◆ What is being asked: The following data needs to be repeated exactly, with all images excluded.

◆ Dataset entries:
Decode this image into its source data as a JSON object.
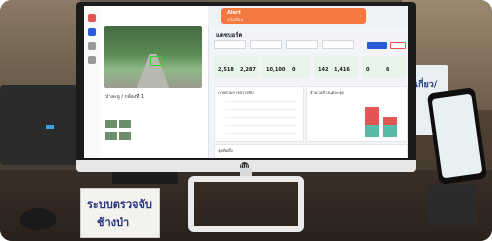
{
  "photo": {
    "desk_sign_line1": "ระบบตรวจจับ",
    "desk_sign_line2": "ช้างป่า",
    "right_box_text": "เกี่ยว/",
    "monitor_brand": "hp"
  },
  "dashboard": {
    "alert_title": "Alert",
    "alert_sub": "แจ้งเตือน",
    "page_title": "แดชบอร์ด",
    "camera_title": "ป่าละอู / กล้องที่ 1",
    "stats": [
      "2,518",
      "2,287",
      "10,100",
      "0",
      "142",
      "1,416",
      "0",
      "6"
    ],
    "chart_title": "ภาพรวมการตรวจจับ",
    "bar_chart_title": "จำนวนช้างแต่ละจุด",
    "section_title": "จุดติดตั้ง"
  },
  "colors": {
    "alert": "#f27a40",
    "accent_blue": "#2a5bd7",
    "stat_green": "#e6f4ea",
    "bar_red": "#e25555",
    "bar_teal": "#5ab8a6"
  }
}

◆ Solved problem:
Decode this image into its source data as a JSON object.
{
  "photo": {
    "desk_sign_line1": "ระบบตรวจจับ",
    "desk_sign_line2": "ช้างป่า",
    "right_box_text": "เกี่ยว/",
    "monitor_brand": "hp"
  },
  "dashboard": {
    "alert_title": "Alert",
    "alert_sub": "แจ้งเตือน",
    "page_title": "แดชบอร์ด",
    "camera_title": "ป่าละอู / กล้องที่ 1",
    "stats": [
      "2,518",
      "2,287",
      "10,100",
      "0",
      "142",
      "1,416",
      "0",
      "6"
    ],
    "chart_title": "ภาพรวมการตรวจจับ",
    "bar_chart_title": "จำนวนช้างแต่ละจุด",
    "section_title": "จุดติดตั้ง"
  },
  "colors": {
    "alert": "#f27a40",
    "accent_blue": "#2a5bd7",
    "stat_green": "#e6f4ea",
    "bar_red": "#e25555",
    "bar_teal": "#5ab8a6"
  }
}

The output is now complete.